Start of Task material

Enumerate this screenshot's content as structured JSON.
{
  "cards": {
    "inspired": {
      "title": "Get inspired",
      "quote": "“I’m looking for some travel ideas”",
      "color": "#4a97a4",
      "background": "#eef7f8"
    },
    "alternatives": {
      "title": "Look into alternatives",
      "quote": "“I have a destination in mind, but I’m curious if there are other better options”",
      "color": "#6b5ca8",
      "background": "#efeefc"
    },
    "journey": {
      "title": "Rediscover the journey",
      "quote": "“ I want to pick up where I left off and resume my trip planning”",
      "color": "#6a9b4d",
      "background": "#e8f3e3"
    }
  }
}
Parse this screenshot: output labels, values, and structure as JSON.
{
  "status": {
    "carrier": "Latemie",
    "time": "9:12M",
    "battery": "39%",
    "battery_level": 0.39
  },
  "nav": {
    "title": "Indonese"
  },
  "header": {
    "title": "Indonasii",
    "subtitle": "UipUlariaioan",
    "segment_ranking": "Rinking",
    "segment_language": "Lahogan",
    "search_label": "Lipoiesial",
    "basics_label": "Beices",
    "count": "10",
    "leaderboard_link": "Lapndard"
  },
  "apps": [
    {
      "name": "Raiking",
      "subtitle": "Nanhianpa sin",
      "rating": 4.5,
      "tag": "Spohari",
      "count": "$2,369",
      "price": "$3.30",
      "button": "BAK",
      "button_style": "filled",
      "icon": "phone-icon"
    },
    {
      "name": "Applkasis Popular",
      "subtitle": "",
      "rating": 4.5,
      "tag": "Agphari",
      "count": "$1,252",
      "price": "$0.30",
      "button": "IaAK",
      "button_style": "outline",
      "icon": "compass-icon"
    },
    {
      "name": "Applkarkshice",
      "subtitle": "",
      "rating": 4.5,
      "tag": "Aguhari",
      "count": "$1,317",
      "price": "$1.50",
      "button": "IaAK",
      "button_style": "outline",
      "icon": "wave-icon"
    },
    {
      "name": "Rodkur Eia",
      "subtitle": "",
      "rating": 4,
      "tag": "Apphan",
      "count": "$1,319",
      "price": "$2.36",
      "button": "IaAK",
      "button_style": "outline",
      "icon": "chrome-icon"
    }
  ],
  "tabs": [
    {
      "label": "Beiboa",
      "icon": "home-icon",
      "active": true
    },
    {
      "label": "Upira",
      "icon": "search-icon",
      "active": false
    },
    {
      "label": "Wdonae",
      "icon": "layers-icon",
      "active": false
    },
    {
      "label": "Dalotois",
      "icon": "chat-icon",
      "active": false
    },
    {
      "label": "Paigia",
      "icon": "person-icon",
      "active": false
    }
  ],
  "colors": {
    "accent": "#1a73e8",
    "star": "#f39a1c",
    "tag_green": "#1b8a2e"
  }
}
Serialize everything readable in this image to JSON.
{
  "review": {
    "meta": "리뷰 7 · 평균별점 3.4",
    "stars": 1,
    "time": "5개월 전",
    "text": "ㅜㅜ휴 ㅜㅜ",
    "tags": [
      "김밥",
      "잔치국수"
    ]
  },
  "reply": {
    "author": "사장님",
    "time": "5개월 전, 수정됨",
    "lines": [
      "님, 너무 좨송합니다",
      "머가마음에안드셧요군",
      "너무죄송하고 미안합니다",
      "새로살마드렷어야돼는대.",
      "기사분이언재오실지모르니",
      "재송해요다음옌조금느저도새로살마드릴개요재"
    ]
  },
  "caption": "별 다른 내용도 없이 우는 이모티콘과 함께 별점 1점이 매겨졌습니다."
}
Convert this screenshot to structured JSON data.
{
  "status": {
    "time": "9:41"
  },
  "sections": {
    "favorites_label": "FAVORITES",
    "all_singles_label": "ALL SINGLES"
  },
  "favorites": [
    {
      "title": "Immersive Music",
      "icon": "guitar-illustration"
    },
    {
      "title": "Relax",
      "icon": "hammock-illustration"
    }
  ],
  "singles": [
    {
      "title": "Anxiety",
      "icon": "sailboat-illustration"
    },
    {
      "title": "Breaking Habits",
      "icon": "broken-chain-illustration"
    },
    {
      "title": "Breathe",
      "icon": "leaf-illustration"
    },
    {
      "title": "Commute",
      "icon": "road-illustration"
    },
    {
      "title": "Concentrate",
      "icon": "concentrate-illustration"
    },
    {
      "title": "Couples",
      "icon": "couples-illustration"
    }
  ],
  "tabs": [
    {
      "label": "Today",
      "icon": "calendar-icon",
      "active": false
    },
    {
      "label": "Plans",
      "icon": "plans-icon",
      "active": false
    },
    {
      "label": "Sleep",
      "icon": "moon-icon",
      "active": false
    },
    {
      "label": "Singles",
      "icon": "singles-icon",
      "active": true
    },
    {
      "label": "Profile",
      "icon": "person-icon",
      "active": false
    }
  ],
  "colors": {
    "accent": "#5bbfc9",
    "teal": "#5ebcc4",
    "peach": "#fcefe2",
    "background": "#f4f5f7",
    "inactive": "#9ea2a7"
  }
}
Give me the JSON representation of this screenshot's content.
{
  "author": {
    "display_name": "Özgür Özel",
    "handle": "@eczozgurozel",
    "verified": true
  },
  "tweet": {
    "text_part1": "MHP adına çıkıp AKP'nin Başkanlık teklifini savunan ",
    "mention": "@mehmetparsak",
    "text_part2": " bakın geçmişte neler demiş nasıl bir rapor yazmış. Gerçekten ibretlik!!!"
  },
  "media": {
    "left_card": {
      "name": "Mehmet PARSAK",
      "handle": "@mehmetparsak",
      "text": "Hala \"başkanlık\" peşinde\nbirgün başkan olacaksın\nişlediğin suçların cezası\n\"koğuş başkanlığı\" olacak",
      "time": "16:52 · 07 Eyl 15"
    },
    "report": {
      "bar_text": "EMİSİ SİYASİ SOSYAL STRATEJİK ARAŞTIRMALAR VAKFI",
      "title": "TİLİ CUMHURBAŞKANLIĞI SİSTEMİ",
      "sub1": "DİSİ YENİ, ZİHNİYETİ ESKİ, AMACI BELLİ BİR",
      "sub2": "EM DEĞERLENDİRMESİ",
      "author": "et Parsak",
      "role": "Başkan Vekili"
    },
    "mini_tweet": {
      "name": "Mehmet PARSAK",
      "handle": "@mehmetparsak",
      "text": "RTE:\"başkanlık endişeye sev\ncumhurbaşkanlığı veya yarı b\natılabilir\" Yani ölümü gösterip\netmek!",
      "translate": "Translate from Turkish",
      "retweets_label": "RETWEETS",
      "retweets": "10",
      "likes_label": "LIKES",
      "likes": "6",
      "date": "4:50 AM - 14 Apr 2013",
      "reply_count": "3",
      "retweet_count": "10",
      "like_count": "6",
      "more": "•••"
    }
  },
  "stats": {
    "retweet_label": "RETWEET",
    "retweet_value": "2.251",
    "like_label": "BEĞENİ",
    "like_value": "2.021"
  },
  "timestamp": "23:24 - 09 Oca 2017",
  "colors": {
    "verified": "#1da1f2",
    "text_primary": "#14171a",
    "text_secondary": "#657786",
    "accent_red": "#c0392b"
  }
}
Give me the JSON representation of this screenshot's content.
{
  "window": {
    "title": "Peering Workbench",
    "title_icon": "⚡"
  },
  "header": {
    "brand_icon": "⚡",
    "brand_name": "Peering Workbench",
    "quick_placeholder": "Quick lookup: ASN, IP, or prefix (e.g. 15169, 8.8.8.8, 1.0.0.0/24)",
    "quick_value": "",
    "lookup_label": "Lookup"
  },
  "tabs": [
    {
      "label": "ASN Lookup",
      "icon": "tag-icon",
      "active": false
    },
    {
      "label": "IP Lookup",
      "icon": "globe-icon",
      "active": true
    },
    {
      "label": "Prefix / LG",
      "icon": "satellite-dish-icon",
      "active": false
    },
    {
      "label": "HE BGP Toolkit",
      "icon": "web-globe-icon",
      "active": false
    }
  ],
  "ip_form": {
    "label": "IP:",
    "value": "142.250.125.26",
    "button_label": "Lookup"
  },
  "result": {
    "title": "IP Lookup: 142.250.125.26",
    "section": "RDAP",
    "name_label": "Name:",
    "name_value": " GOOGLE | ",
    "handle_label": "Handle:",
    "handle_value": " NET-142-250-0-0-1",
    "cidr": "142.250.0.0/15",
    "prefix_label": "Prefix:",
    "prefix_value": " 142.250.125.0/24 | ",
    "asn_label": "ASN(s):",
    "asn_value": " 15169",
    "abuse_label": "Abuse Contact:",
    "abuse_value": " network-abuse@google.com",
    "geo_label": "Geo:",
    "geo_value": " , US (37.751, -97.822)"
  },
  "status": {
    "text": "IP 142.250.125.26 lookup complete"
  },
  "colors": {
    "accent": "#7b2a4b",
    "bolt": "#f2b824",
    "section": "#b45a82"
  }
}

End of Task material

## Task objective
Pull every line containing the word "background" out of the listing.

## Written solution
      "background": "#eef7f8"
      "background": "#efeefc"
      "background": "#e8f3e3"
    "background": "#f4f5f7",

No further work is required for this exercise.